Social media is the latest pop-cultural craze to sweep our communications-gadget soaked world. Cell phones, iPads, earbuds, notebooks, zip cams. We're now officially a society of plugged-in human robots-the world of the transhuman has arrived.
I used the word "craze"above because I believe that, in the year 2525-if, to steal a 1960s song line, man is still alive, if woman can survive-most of our bald-headed, genderless descendants will have the future equivalent of mp3 ports implanted in the nape of their necks. These bio-robo-personal communicators will likely be scratching their heads wondering what all the social-media fuss was about way back in 2011.
I love science and technology, but I have become a curmudgeon when it comes to the endless push on personal communication devices. So, where's the endless push of personal life-enhancing devices that will, say, let my 97-year-old father live 25 years longer or improve my worn out, myopic eyesight? Ay, there's the rub of technology. The real inventions come once or twice in a lifetime.
Facebook, Twitter, LinkedIn, among others, probably won't last as long, in time, as did the now nearly extinct personal, handwritten letters (even the extinct personal thank you letters), the ditt-ditt, daw-daw of the vanished telegraph, or the expiring land-line telephone. I say this with a growing level of confidence: Today's "amazing inventions"-the personal communications variety at least-appear ephemeral.
Every year, Time magazine publishes its "50 Best Inventions of the Year". And almost every year, the majority of the selections are communications related and banal, or impractical, or too expensive, or just one more trendy gadget that will complicate-not simplify-my life.

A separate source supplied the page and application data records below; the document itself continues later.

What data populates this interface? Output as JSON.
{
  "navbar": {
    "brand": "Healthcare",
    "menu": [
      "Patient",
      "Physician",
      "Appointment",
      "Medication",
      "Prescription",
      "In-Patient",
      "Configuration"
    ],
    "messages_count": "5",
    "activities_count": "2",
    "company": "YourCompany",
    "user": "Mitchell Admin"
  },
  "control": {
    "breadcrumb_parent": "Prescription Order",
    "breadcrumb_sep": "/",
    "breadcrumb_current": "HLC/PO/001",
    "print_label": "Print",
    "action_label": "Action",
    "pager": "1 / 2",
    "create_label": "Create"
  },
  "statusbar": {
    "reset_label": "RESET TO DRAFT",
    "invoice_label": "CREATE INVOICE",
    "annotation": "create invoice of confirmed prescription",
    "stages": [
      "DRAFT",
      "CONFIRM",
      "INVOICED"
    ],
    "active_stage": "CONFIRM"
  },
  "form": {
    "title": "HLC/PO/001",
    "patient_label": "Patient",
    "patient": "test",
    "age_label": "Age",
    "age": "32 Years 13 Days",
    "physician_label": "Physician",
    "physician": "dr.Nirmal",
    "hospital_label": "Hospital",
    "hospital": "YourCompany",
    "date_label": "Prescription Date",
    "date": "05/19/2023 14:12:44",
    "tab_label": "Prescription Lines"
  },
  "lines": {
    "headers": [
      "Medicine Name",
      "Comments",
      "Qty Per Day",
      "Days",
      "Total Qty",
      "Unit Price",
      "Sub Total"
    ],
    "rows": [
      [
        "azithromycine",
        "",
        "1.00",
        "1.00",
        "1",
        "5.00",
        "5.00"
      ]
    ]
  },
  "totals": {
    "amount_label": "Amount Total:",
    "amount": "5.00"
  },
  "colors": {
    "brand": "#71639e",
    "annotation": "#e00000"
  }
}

Take one of Time's 2010 top winners, the fifth-place winner, Flipboard-
The Flipboard is an app (short for application)for the millions of iPad users.
Regarding this Flipboard thing, you can, and I quote Time magazine, "grab updates, photos and links from your friends and other interesting people..." Well, I appreciate the concept, but when was the last time I rubbed elbows with "interesting people"?
Now don't get me wrong, Ilove the 21st century, but it's the mind-expanding, alternative-timeline 21st century as envisioned in Stanley Kubrick's 1968 movie "2001: A Space Odyssey" that I dig, especially the flights to the Moon.
What I don't dig is our multi-tasked, mind cluttered, very real 21st century as brought to you by Google, Apple, Best Buy, et al.
Getting back to social media:I reluctantly created a Facebook page last year when an old college pal read me the riot act for not getting with the 21st-century social-media program.
So I created the Facebook page, added all the factoids about-well-me, and added lots of snapshots of-well-me, that only I (and all those "interesting" friends and people) could love and chat about. And now I even post clever wall messages about-well-me.
Yes, I finally got with the new 21st-century program: I am totally self absorbed, just another narcissistic poster boy championing online solipsism.
Now I have dozens of FBfriends from around the planet although I confess I don't really know everyone personally, but some appear to be what Time referred to as "interesting people"-at least virtually.
Finally, I'll get 100 percent with this whole Google, Apple, Best Buy, et al. marketing program eventually, just give me a little time-and a bigger line of credit to buy more stuff.